Other economic development leaders recognize the potential of the Buffalo Niagara Medical Campus. Much of Vic Nole’s life sciences consulting practice revolves around the Medical Campus, which formed in 2001 and includes the Rosewell Park Cancer Institute , Kaleida Health, the University at Buffalo, Hauptman-Woodward Medical Research Institute and several other health care institutions.
The campus also hosts a growing number of life science companies, which have formed as offshoots of research being done at those institutions.
Nole works as a facilitator, linking researchers to business people and investors who help put business plans in place and find ways to markets and sell products being developed by researchers.
The emerging Medical Campus, Nole says, is ripe with opportunity to recruit more businesses and people to Buffalo.
“From a commercial standpoint, it has outstanding resources,” said Nole, founder of Nole Management LLC business development firm.
“When you think about the power of research being done at UB, HWI, Roswell and Buffalo General Hospital, there are a lot of wonderful resources there that could really help accelerate the commercialization of new technology and research,” Nole said. “It could be an accumulation of a critical mass of needed resources in the technology community chain.”
The short list of success stories – in which research promoted business ventures located on the medical campus – includes Cleveland BioLabs Inc., PersonaDX LLC, Empire Genomics and AndroBioSys Inc. Each of those developments have brought new jobs and new people to the region.
Patrick Whalen, chief operating officer at the Medical Campus, expects that list to grow with the help of the Innovation Center, the four-story section of the former Trico building between Washington and Ellicott streets.
Two tenants occupy space in the building, but Whalen anticipates that the entire facility soon will be leased to start-up companies spawned from research on the medical corridor.
“What we’d like to do with this building is have space for those companies that are ready to venture out into the real world, but may need some support,” Whalen said. “We think the Innovation Center will play a key role in keeping some of these companies in Buffalo.”
As for recruiting individuals, the existence of the Buffalo Niagara Medical Campus has encouraged some people to move to Buffalo.
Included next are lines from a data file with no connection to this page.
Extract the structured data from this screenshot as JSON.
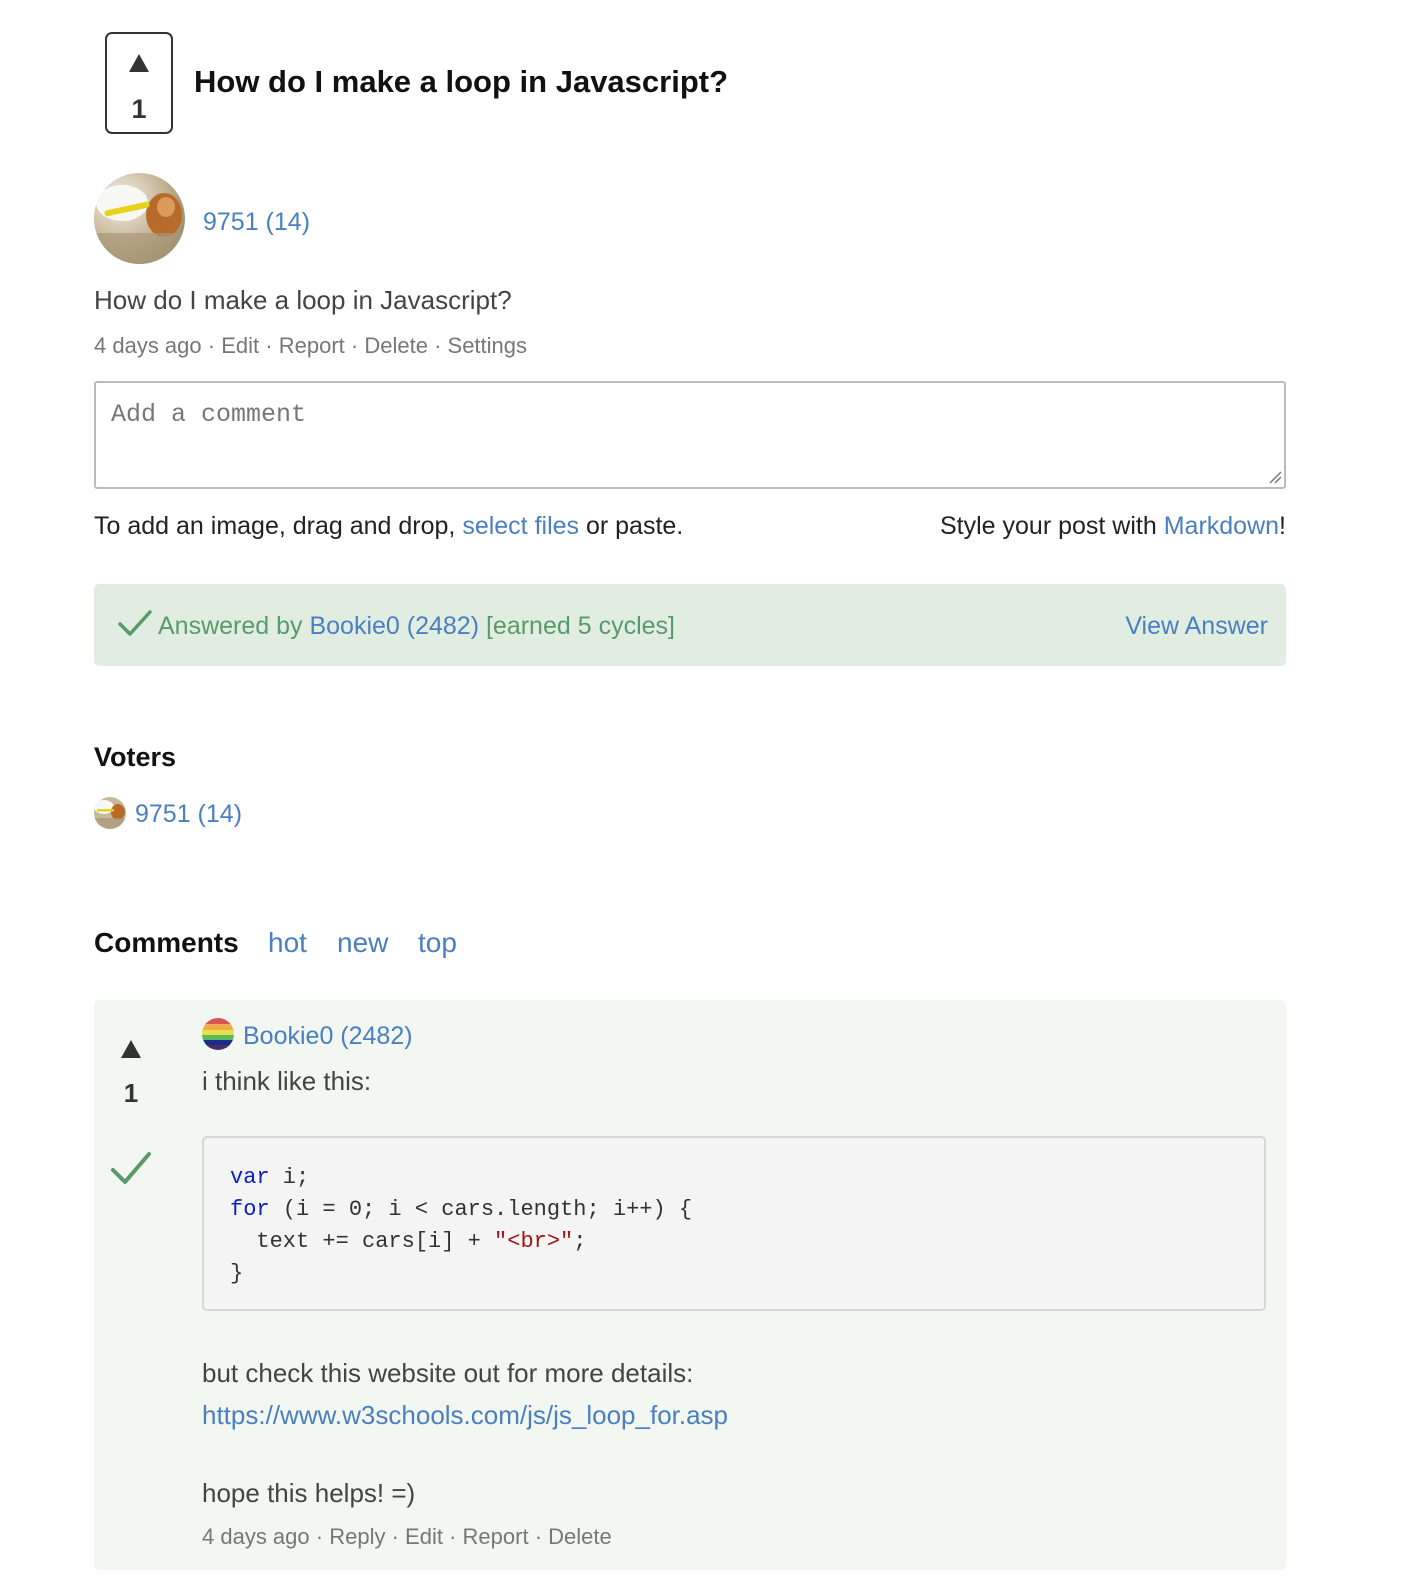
{
  "post": {
    "vote_count": "1",
    "title": "How do I make a loop in Javascript?",
    "author": "9751 (14)",
    "body": "How do I make a loop in Javascript?",
    "meta": {
      "time": "4 days ago",
      "sep": "·",
      "actions": [
        "Edit",
        "Report",
        "Delete",
        "Settings"
      ]
    }
  },
  "comment_form": {
    "placeholder": "Add a comment",
    "image_hint_before": "To add an image, drag and drop, ",
    "image_hint_link": "select files",
    "image_hint_after": " or paste.",
    "markdown_before": "Style your post with ",
    "markdown_link": "Markdown",
    "markdown_after": "!"
  },
  "answered": {
    "prefix": "Answered by ",
    "user": "Bookie0 (2482)",
    "suffix": " [earned 5 cycles]",
    "view_label": "View Answer",
    "colors": {
      "background": "#e1ede1",
      "text": "#5a9a6a"
    }
  },
  "voters": {
    "title": "Voters",
    "items": [
      {
        "user": "9751 (14)"
      }
    ]
  },
  "comments": {
    "title": "Comments",
    "sort_tabs": [
      "hot",
      "new",
      "top"
    ],
    "items": [
      {
        "vote_count": "1",
        "author": "Bookie0 (2482)",
        "intro": "i think like this:",
        "code": {
          "line1_kw": "var",
          "line1_rest": " i;",
          "line2_kw": "for",
          "line2_rest": " (i = 0; i < cars.length; i++) {",
          "line3_pre": "  text += cars[i] + ",
          "line3_str": "\"<br>\"",
          "line3_post": ";",
          "line4": "}"
        },
        "text2": "but check this website out for more details:",
        "link": "https://www.w3schools.com/js/js_loop_for.asp",
        "text3": "hope this helps! =)",
        "meta": {
          "time": "4 days ago",
          "sep": "·",
          "actions": [
            "Reply",
            "Edit",
            "Report",
            "Delete"
          ]
        }
      }
    ]
  },
  "icons": {
    "upvote": "upvote-triangle-icon",
    "answered": "checkmark-icon",
    "accepted": "checkmark-icon"
  },
  "colors": {
    "link": "#4a7fc1",
    "comment_background": "#f2f7f1",
    "accept_green": "#5a9a6a"
  }
}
Rich Matner, director of the technology transfer office at Roswell Park, said the cancer center has been able to recruit several significant, high-level researchers. In turn, some of those researchers bring along start-up companies that locate on the campus.
The growing number of researchers boosts recruitment efforts, Matner said.
“Researchers who come to the medical corridor like to be around other entrepreneurial researchers and when they are together, they bring (post-doctoral students) who have entrepreneurial spirits who in turn bring grad students with entrepreneurial spirits,” he said. “You build a critical mass of entrepreneurial thinking so that areas like our medical corridor become known outside Buffalo and New York and become known everywhere. You start to get on the radar and that spins economic development.”
Nole said he’s involved in discussions to bring a handful of new businesses to the campus. The key is to sell the area as a place to connect with other like-minded companies.
“The big push really is to get make sure they are connected in a way that allows new businesses to grow,” he said. “What we’re trying to do is get people to do deals.”